Standing in the shampoo aisle staring at the many many brands of dandruff shampoo should make you realize one thing: you are not alone in your struggle with dandruff. Some estimates have it affecting half of all adults. You might ask then, If it affects so many people, can it be a reason to go see a doctor? Yes, in fact, it can. That’s because dry, itchy flakes on your scalp can be caused by a few different things, some more serious than others. And frankly, sometimes those shampoos just won’t cut it.
What is dandruff?
Dandruff is the condition of having white or gray flakes in varying amounts in your hair–sometimes those flakes fall to your shoulders. In mild cases, this may simply be caused by the natural exfoliation of skin on your scalp or dry skin.
Dandruff can also be caused by contact dermatitis, an allergic reaction or sensitivity to hair products like shampoos, gels, mousses, or hairsprays. If you have a sudden onset of red, itchy, flaky skin on your scalp, take note of any new products you have started using and try cutting them out to see if your symptoms clear up.
Dandruff is in some cases thought to be caused by a yeast-like fungus called malassezia, found to some degree on most people’s scalps. For unknown reasons, in some it irritates the scalp, causing an increase in the growth of skin cells. Malassezia is targeted by the anti-dandruff chemical zinc pyrithione, found in some dandruff shampoos.
This 2018 study explains in depth how this chemical acts on malassezia by inhibiting cellular function and enzyme production. Increasingly, scientists are also making the connection between dandruff and disruption to the scalp microbiome.
A rashy scalp with flakes that appear to be more greasy and yellow in color may be a sign of a condition called seborrheic dermatitis. In infants this is called cradle cap. According to the American Academy of Dermatology, patches form in places the skin is oily, like the scalp, but also eyebrows, eyelids, armpits, and around the ears. It is associated with stress, an overgrowth of yeast, and a genetic predisposition.
Most cases of dandruff can be treated at home. Sometimes the only thing that is needed is a more regular regimen of hair washing, conditioning, and combing to remove the flakes. Dandruff shampoos are also recommended and contain a variety of active ingredients, including:

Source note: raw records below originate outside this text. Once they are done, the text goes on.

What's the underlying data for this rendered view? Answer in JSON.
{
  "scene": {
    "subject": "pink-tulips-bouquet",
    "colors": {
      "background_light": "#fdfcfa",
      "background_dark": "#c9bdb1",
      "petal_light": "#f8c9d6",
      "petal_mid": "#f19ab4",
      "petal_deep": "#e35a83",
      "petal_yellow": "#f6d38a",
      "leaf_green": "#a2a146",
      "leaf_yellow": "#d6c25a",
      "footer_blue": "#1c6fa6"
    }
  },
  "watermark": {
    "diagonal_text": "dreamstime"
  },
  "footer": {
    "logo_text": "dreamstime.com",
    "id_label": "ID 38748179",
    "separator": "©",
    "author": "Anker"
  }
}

- Zinc pyrithione
- Salicylic acid
- Selenium sulphide
- Coal tar
It is not uncommon for people to alternate between different shampoos as one loses effectiveness. Make sure to follow the instructions on the bottle as some recommend leaving the product on the scalp longer than others. Shampoos with coal tar may cause discoloration if you have blond or white hair.
When to see a doctor
If you have tried dandruff shampoos for at least a month and your flakes persist, it is a good idea to see a doctor. There are other skin conditions that can also cause an itchy, flaky scalp, including ringworm (tinea capitis), eczema, and psoriasis, which are different than dandruff and should be diagnosed by a doctor.
Certain medications can also cause dandruff, as can neurological conditions like Parkinson disease, and a compromised immune system. You should also consult a doctor for particularly severe cases of dandruff, or the presence of redness and swelling. Depending on your diagnosis, treatment may include prescription dandruff shampoo, topical creams, steroids, or other medications.
If you are concerned about an itchy, flaky scalp or any other medical condition, contact our office and schedule an appointment today. You don’t have to suffer, and you certainly don’t have to go it alone.